“The roads weren't very good either. There was a lot of uncertainty associated with the road trip, which involved two long consecutive trips. It was very tiring.
“With the Atal Tunnel, I can be in Manali on the same day that I finished the hike. That is a very great relief!
“On the other hand, hikes that start and end in the Lahaul Valley are now easily accessible,” she smiles.
This brings me to the next and most important point for hikers.
What new zones of trek are we looking at?
Until now, hikers who crossed the famous Hampta Pass and descended into the Lahaul Valley drove to Chandratal and quickly returned to Manali. This trip would go through the Rohtang Pass, a 5-6 hour journey of twisted stomach hairpins and bad roads. Trekkers would just get it over with and want to reach Manali.
Exploring Lahaul wasn't even a thought. The lack of roads and the extreme weather in the mountains always spoiled games.
Because of this, Lahaul remained fuzzy in most of our thoughts. It conjured up vague visions of a remote, beautiful region, but should be explored at your leisure.
Now, however, hikers can plan an extra day or two to explore Lahaul. This will add so much to the post-trek experience.
Lahaul is on the left side of the Atal Tunnel and is different from the Spiti or Pangi regions. In contrast to the beauty of Spiti, Lahaul is very colorful and dotted with very pretty settlements. There are beautiful hiking trails, most of which are rarely used.
Take that for example Miyar Valley hike we explored that a few years ago. It starts in the picturesque village of Urgose. The trail takes you to medieval Buddhist monasteries and has flower beds dominated by Himalayan orchids.

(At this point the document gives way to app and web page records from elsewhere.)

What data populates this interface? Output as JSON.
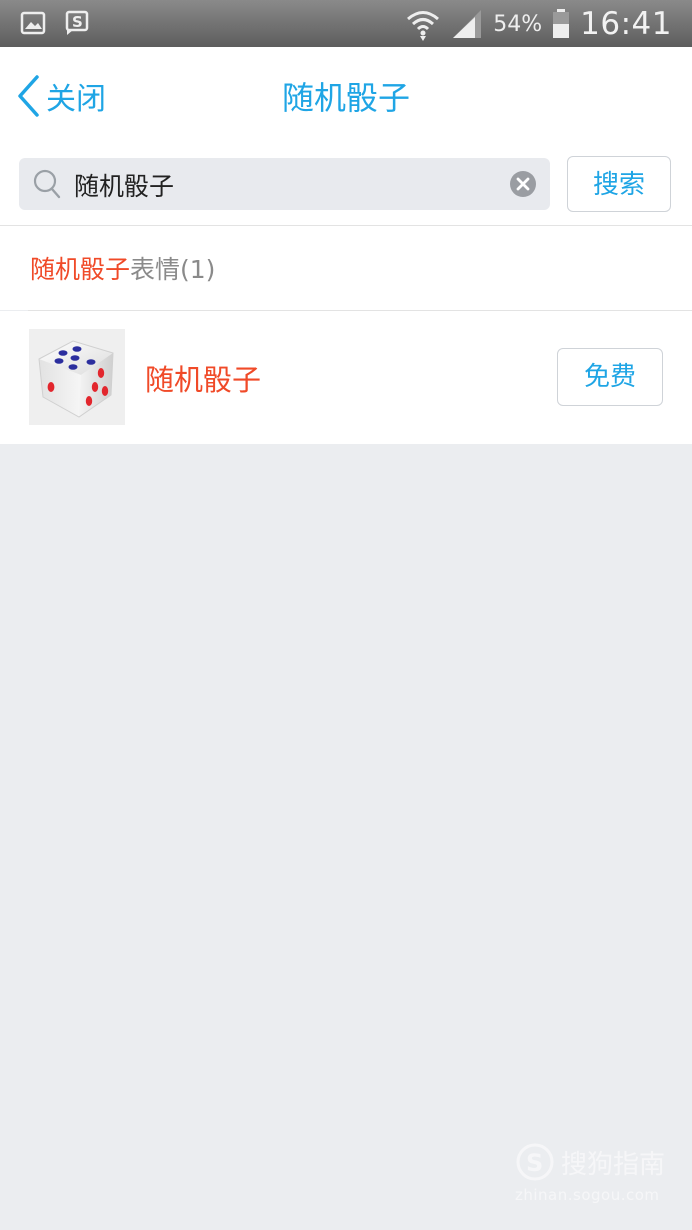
{
  "status_bar": {
    "battery_percent": "54%",
    "time": "16:41",
    "icons": [
      "gallery-icon",
      "sogou-icon",
      "wifi-icon",
      "signal-icon",
      "battery-icon"
    ]
  },
  "nav": {
    "back_label": "关闭",
    "title": "随机骰子"
  },
  "search": {
    "value": "随机骰子",
    "button_label": "搜索"
  },
  "results_section": {
    "keyword": "随机骰子",
    "suffix": "表情(1)"
  },
  "results": [
    {
      "name": "随机骰子",
      "action_label": "免费",
      "thumbnail": "dice-icon"
    }
  ],
  "watermark": {
    "brand": "搜狗指南",
    "url": "zhinan.sogou.com"
  },
  "colors": {
    "accent": "#1fa5e5",
    "highlight": "#f04a28",
    "background": "#ebedf0"
  }
}
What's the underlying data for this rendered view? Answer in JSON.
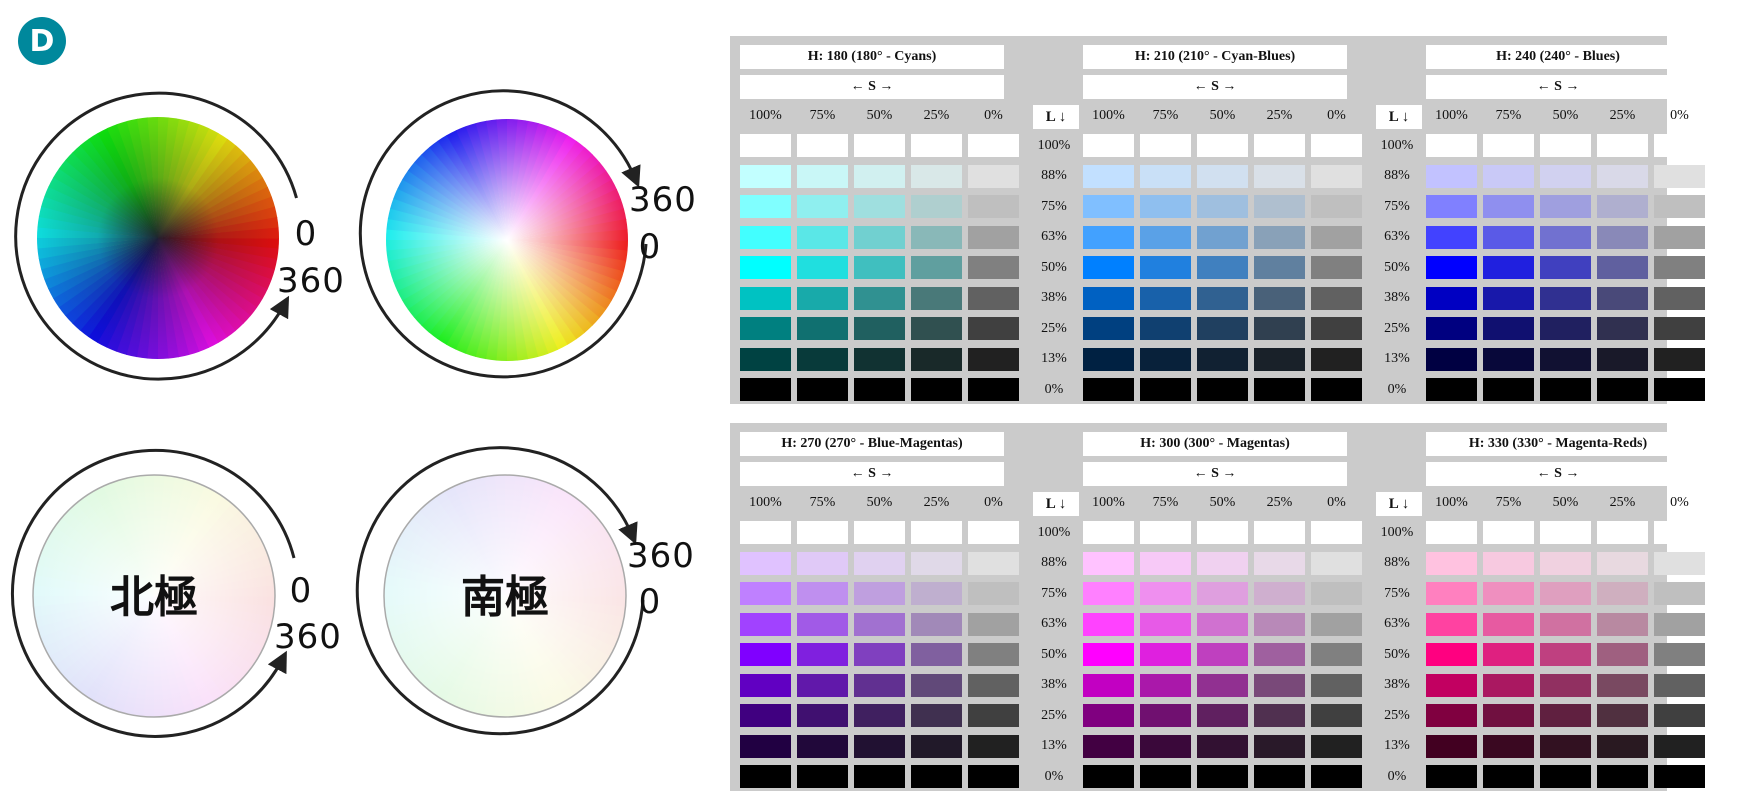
{
  "badge": "D",
  "wheels": {
    "ring_label_0": "0",
    "ring_label_360": "360",
    "north_pole": "北極",
    "south_pole": "南極"
  },
  "colors": {
    "badge": "#00889c",
    "panel_bg": "#cbcbcb"
  },
  "saturation_arrow": "← S →",
  "lightness_header": "L ↓",
  "saturation_levels": [
    "100%",
    "75%",
    "50%",
    "25%",
    "0%"
  ],
  "lightness_levels": [
    "100%",
    "88%",
    "75%",
    "63%",
    "50%",
    "38%",
    "25%",
    "13%",
    "0%"
  ],
  "lightness_values": [
    100,
    88,
    75,
    63,
    50,
    38,
    25,
    13,
    0
  ],
  "saturation_values": [
    100,
    75,
    50,
    25,
    0
  ],
  "panels": [
    {
      "groups": [
        {
          "title": "H: 180 (180° - Cyans)",
          "hue": 180
        },
        {
          "title": "H: 210 (210° - Cyan-Blues)",
          "hue": 210
        },
        {
          "title": "H: 240 (240° - Blues)",
          "hue": 240
        }
      ]
    },
    {
      "groups": [
        {
          "title": "H: 270 (270° - Blue-Magentas)",
          "hue": 270
        },
        {
          "title": "H: 300 (300° - Magentas)",
          "hue": 300
        },
        {
          "title": "H: 330 (330° - Magenta-Reds)",
          "hue": 330
        }
      ]
    }
  ]
}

Our team that explored the hike couldn't stop raving about it.
Miyar Valley, also known as Lahaul's Flower Valley, is a less trodden trail
Unfortunately we were never able to open this trek due to its remoteness. Now, with the opening of the Atal Tunnel, we are full of hope.

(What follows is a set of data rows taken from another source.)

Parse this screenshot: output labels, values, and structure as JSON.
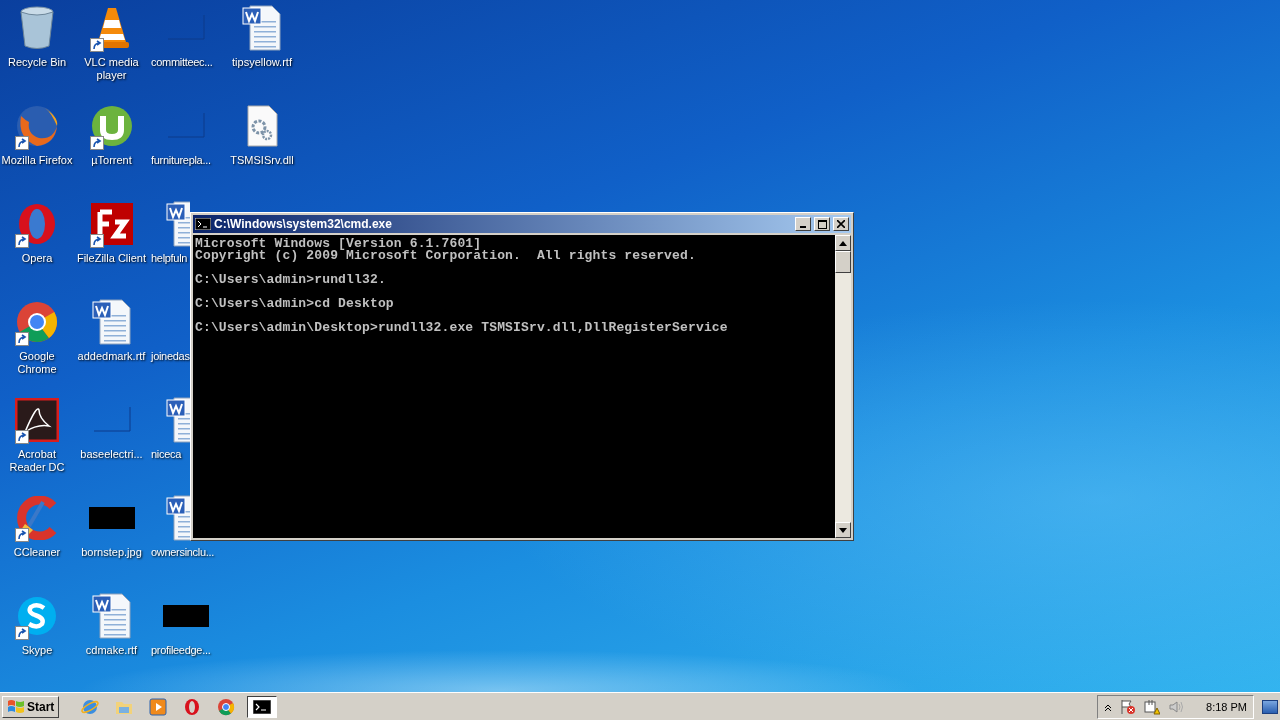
{
  "desktop": {
    "columns": [
      [
        {
          "label": "Recycle Bin",
          "kind": "recycle",
          "shortcut": false
        },
        {
          "label": "Mozilla Firefox",
          "kind": "firefox",
          "shortcut": true
        },
        {
          "label": "Opera",
          "kind": "opera",
          "shortcut": true
        },
        {
          "label": "Google Chrome",
          "kind": "chrome",
          "shortcut": true
        },
        {
          "label": "Acrobat Reader DC",
          "kind": "acrobat",
          "shortcut": true
        },
        {
          "label": "CCleaner",
          "kind": "ccleaner",
          "shortcut": true
        },
        {
          "label": "Skype",
          "kind": "skype",
          "shortcut": true
        }
      ],
      [
        {
          "label": "VLC media player",
          "kind": "vlc",
          "shortcut": true
        },
        {
          "label": "µTorrent",
          "kind": "utorrent",
          "shortcut": true
        },
        {
          "label": "FileZilla Client",
          "kind": "filezilla",
          "shortcut": true
        },
        {
          "label": "addedmark.rtf",
          "kind": "word",
          "shortcut": false
        },
        {
          "label": "baseelectri...",
          "kind": "blank",
          "shortcut": false
        },
        {
          "label": "bornstep.jpg",
          "kind": "image",
          "shortcut": false
        },
        {
          "label": "cdmake.rtf",
          "kind": "word",
          "shortcut": false
        }
      ],
      [
        {
          "label": "committeec...",
          "kind": "blank",
          "shortcut": false
        },
        {
          "label": "furniturepla...",
          "kind": "blank",
          "shortcut": false
        },
        {
          "label": "helpfuln",
          "kind": "word",
          "shortcut": false
        },
        {
          "label": "joinedas",
          "shortcut": false
        },
        {
          "label": "niceca",
          "kind": "word",
          "shortcut": false
        },
        {
          "label": "ownersinclu...",
          "kind": "word",
          "shortcut": false
        },
        {
          "label": "profileedge...",
          "kind": "image",
          "shortcut": false
        }
      ],
      [
        {
          "label": "tipsyellow.rtf",
          "kind": "word",
          "shortcut": false
        },
        {
          "label": "TSMSISrv.dll",
          "kind": "dll",
          "shortcut": false
        }
      ]
    ]
  },
  "console_window": {
    "title": "C:\\Windows\\system32\\cmd.exe",
    "blocks": [
      [
        "Microsoft Windows [Version 6.1.7601]",
        "Copyright (c) 2009 Microsoft Corporation.  All rights reserved."
      ],
      [
        "C:\\Users\\admin>rundll32."
      ],
      [
        "C:\\Users\\admin>cd Desktop"
      ],
      [
        "C:\\Users\\admin\\Desktop>rundll32.exe TSMSISrv.dll,DllRegisterService"
      ]
    ]
  },
  "taskbar": {
    "start": "Start",
    "apps": [
      {
        "kind": "ie",
        "active": false
      },
      {
        "kind": "explorer",
        "active": false
      },
      {
        "kind": "media",
        "active": false
      },
      {
        "kind": "opera",
        "active": false
      },
      {
        "kind": "chrome",
        "active": false
      },
      {
        "kind": "cmd",
        "active": true
      }
    ],
    "tray": [
      {
        "kind": "chevron"
      },
      {
        "kind": "flag"
      },
      {
        "kind": "network"
      },
      {
        "kind": "speaker"
      }
    ],
    "clock": "8:18 PM"
  }
}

I expect a shift in the way most hiking is done in these regions. And that shift would begin with base camps.
How base camps will shift as a result
So far, Manali has been the most accessible base camp in Himachal Pradesh. Of course, hikes that started from around Manali – like Hampta Pass, Bhrigu lake, Bea's Kund – Gained notoriety.
But now it's very likely that places like Kyelang, which is on the other side of the Atal Tunnel, will become the next Manali.
Also, hikers will no longer stop in Manali, but will move straight to their base camps in the Lahaul region (even if it's not Kyelang). This saves you a lot of time and money.
How opening the Atal Tunnel will affect your travel plans
So far, only private vehicles drive through the Atal tunnel. But visionary plans are sprouting in the background.
In a recent interview, Kumud Singh, managing director of HP Tourism Development Corporation (HPTDC), was quoted as outlining the idea of electric buses with glass roofs to drive through the tunnel. Landscaping plans around the tunnel to highlight the culture and ethnicity of Lahaul are also underway.
In contrast to the Rohtang Pass, this 9.02 km long tunnel remains functional for most of the year. However, travelers note that it is closed for maintenance every day from 9 a.m. to 10 a.m. and from 4 p.m. to 5 p.m.
In the end, it is evident that the Atal Tunnel will bring about some unprecedented changes in Lahaul's economy and tourism. Now Lahaul promises a lot to explorers and hikers. It sure looks like we're on the eve of an exciting phase.
If you think there are some great hikes to be done in the Lahaul, Spiti or Pangi regions, let us know in the comments below. Our exploration team would love to read about some good hikes. Who knows, they might even invite you on their expedition!